Required work: Go through the listing and retype each line exactly.

Record set:
#####
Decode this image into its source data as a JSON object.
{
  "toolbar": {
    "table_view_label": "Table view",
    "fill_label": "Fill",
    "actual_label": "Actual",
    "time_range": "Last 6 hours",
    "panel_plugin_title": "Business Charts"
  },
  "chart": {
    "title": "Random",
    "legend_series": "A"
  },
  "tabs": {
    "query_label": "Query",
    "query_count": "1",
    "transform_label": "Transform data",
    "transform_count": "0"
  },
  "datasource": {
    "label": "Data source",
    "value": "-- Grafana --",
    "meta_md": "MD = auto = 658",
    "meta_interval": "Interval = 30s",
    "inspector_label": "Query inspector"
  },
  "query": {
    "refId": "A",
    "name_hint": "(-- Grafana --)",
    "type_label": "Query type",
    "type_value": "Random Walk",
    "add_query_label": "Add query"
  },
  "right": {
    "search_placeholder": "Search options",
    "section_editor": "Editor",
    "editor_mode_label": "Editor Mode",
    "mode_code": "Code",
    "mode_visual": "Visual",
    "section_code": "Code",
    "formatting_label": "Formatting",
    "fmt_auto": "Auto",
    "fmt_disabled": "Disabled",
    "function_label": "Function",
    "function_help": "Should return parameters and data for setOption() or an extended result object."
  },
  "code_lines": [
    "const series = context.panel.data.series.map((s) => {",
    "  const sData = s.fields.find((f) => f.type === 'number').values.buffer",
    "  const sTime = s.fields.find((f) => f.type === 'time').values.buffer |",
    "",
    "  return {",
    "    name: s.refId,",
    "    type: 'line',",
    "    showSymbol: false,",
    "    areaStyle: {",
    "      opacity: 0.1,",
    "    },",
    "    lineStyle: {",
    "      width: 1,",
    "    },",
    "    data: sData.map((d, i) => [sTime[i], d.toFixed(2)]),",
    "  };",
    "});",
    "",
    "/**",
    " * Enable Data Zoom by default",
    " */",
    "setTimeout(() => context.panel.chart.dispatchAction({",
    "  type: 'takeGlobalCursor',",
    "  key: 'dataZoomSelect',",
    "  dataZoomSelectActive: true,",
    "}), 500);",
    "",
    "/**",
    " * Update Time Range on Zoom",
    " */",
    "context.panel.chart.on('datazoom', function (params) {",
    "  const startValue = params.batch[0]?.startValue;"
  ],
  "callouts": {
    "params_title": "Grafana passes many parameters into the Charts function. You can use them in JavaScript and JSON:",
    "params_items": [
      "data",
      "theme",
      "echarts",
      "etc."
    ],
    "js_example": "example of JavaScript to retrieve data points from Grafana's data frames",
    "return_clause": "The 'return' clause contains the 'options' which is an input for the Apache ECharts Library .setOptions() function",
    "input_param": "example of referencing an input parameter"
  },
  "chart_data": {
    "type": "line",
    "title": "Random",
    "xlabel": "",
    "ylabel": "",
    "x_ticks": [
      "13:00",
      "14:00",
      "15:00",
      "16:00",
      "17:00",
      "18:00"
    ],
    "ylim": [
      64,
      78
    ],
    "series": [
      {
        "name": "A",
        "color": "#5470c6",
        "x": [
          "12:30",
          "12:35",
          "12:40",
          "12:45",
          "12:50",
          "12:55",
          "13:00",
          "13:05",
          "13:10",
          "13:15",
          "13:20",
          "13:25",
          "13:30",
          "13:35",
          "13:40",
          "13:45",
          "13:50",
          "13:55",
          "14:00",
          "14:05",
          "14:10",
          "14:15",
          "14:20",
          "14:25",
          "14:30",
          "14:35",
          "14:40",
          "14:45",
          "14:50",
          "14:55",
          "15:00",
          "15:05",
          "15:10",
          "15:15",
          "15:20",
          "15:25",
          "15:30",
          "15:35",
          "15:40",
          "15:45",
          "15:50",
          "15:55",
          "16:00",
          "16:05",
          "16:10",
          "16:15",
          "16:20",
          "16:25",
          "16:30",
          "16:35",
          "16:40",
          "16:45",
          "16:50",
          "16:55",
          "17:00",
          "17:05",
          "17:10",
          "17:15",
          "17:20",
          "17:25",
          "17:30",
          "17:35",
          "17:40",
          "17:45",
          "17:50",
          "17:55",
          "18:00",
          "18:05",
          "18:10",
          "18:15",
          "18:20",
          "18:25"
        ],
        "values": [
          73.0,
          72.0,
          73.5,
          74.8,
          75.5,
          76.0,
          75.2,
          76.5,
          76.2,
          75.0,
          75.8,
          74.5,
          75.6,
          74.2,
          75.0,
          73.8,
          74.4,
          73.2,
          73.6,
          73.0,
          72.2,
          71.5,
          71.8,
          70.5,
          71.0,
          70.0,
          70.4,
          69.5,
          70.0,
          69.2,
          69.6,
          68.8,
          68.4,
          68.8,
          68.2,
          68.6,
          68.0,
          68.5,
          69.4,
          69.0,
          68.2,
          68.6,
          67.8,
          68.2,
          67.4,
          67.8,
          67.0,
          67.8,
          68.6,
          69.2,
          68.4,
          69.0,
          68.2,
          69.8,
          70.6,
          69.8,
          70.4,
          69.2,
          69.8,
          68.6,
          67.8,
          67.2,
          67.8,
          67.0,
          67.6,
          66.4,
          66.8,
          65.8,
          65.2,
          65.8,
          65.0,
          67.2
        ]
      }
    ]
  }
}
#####
Completed task:
Decode this image into its source data as a JSON object.
{
  "toolbar": {
    "table_view_label": "Table view",
    "fill_label": "Fill",
    "actual_label": "Actual",
    "time_range": "Last 6 hours",
    "panel_plugin_title": "Business Charts"
  },
  "chart": {
    "title": "Random",
    "legend_series": "A"
  },
  "tabs": {
    "query_label": "Query",
    "query_count": "1",
    "transform_label": "Transform data",
    "transform_count": "0"
  },
  "datasource": {
    "label": "Data source",
    "value": "-- Grafana --",
    "meta_md": "MD = auto = 658",
    "meta_interval": "Interval = 30s",
    "inspector_label": "Query inspector"
  },
  "query": {
    "refId": "A",
    "name_hint": "(-- Grafana --)",
    "type_label": "Query type",
    "type_value": "Random Walk",
    "add_query_label": "Add query"
  },
  "right": {
    "search_placeholder": "Search options",
    "section_editor": "Editor",
    "editor_mode_label": "Editor Mode",
    "mode_code": "Code",
    "mode_visual": "Visual",
    "section_code": "Code",
    "formatting_label": "Formatting",
    "fmt_auto": "Auto",
    "fmt_disabled": "Disabled",
    "function_label": "Function",
    "function_help": "Should return parameters and data for setOption() or an extended result object."
  },
  "code_lines": [
    "const series = context.panel.data.series.map((s) => {",
    "  const sData = s.fields.find((f) => f.type === 'number').values.buffer",
    "  const sTime = s.fields.find((f) => f.type === 'time').values.buffer |",
    "",
    "  return {",
    "    name: s.refId,",
    "    type: 'line',",
    "    showSymbol: false,",
    "    areaStyle: {",
    "      opacity: 0.1,",
    "    },",
    "    lineStyle: {",
    "      width: 1,",
    "    },",
    "    data: sData.map((d, i) => [sTime[i], d.toFixed(2)]),",
    "  };",
    "});",
    "",
    "/**",
    " * Enable Data Zoom by default",
    " */",
    "setTimeout(() => context.panel.chart.dispatchAction({",
    "  type: 'takeGlobalCursor',",
    "  key: 'dataZoomSelect',",
    "  dataZoomSelectActive: true,",
    "}), 500);",
    "",
    "/**",
    " * Update Time Range on Zoom",
    " */",
    "context.panel.chart.on('datazoom', function (params) {",
    "  const startValue = params.batch[0]?.startValue;"
  ],
  "callouts": {
    "params_title": "Grafana passes many parameters into the Charts function. You can use them in JavaScript and JSON:",
    "params_items": [
      "data",
      "theme",
      "echarts",
      "etc."
    ],
    "js_example": "example of JavaScript to retrieve data points from Grafana's data frames",
    "return_clause": "The 'return' clause contains the 'options' which is an input for the Apache ECharts Library .setOptions() function",
    "input_param": "example of referencing an input parameter"
  },
  "chart_data": {
    "type": "line",
    "title": "Random",
    "xlabel": "",
    "ylabel": "",
    "x_ticks": [
      "13:00",
      "14:00",
      "15:00",
      "16:00",
      "17:00",
      "18:00"
    ],
    "ylim": [
      64,
      78
    ],
    "series": [
      {
        "name": "A",
        "color": "#5470c6",
        "x": [
          "12:30",
          "12:35",
          "12:40",
          "12:45",
          "12:50",
          "12:55",
          "13:00",
          "13:05",
          "13:10",
          "13:15",
          "13:20",
          "13:25",
          "13:30",
          "13:35",
          "13:40",
          "13:45",
          "13:50",
          "13:55",
          "14:00",
          "14:05",
          "14:10",
          "14:15",
          "14:20",
          "14:25",
          "14:30",
          "14:35",
          "14:40",
          "14:45",
          "14:50",
          "14:55",
          "15:00",
          "15:05",
          "15:10",
          "15:15",
          "15:20",
          "15:25",
          "15:30",
          "15:35",
          "15:40",
          "15:45",
          "15:50",
          "15:55",
          "16:00",
          "16:05",
          "16:10",
          "16:15",
          "16:20",
          "16:25",
          "16:30",
          "16:35",
          "16:40",
          "16:45",
          "16:50",
          "16:55",
          "17:00",
          "17:05",
          "17:10",
          "17:15",
          "17:20",
          "17:25",
          "17:30",
          "17:35",
          "17:40",
          "17:45",
          "17:50",
          "17:55",
          "18:00",
          "18:05",
          "18:10",
          "18:15",
          "18:20",
          "18:25"
        ],
        "values": [
          73.0,
          72.0,
          73.5,
          74.8,
          75.5,
          76.0,
          75.2,
          76.5,
          76.2,
          75.0,
          75.8,
          74.5,
          75.6,
          74.2,
          75.0,
          73.8,
          74.4,
          73.2,
          73.6,
          73.0,
          72.2,
          71.5,
          71.8,
          70.5,
          71.0,
          70.0,
          70.4,
          69.5,
          70.0,
          69.2,
          69.6,
          68.8,
          68.4,
          68.8,
          68.2,
          68.6,
          68.0,
          68.5,
          69.4,
          69.0,
          68.2,
          68.6,
          67.8,
          68.2,
          67.4,
          67.8,
          67.0,
          67.8,
          68.6,
          69.2,
          68.4,
          69.0,
          68.2,
          69.8,
          70.6,
          69.8,
          70.4,
          69.2,
          69.8,
          68.6,
          67.8,
          67.2,
          67.8,
          67.0,
          67.6,
          66.4,
          66.8,
          65.8,
          65.2,
          65.8,
          65.0,
          67.2
        ]
      }
    ]
  }
}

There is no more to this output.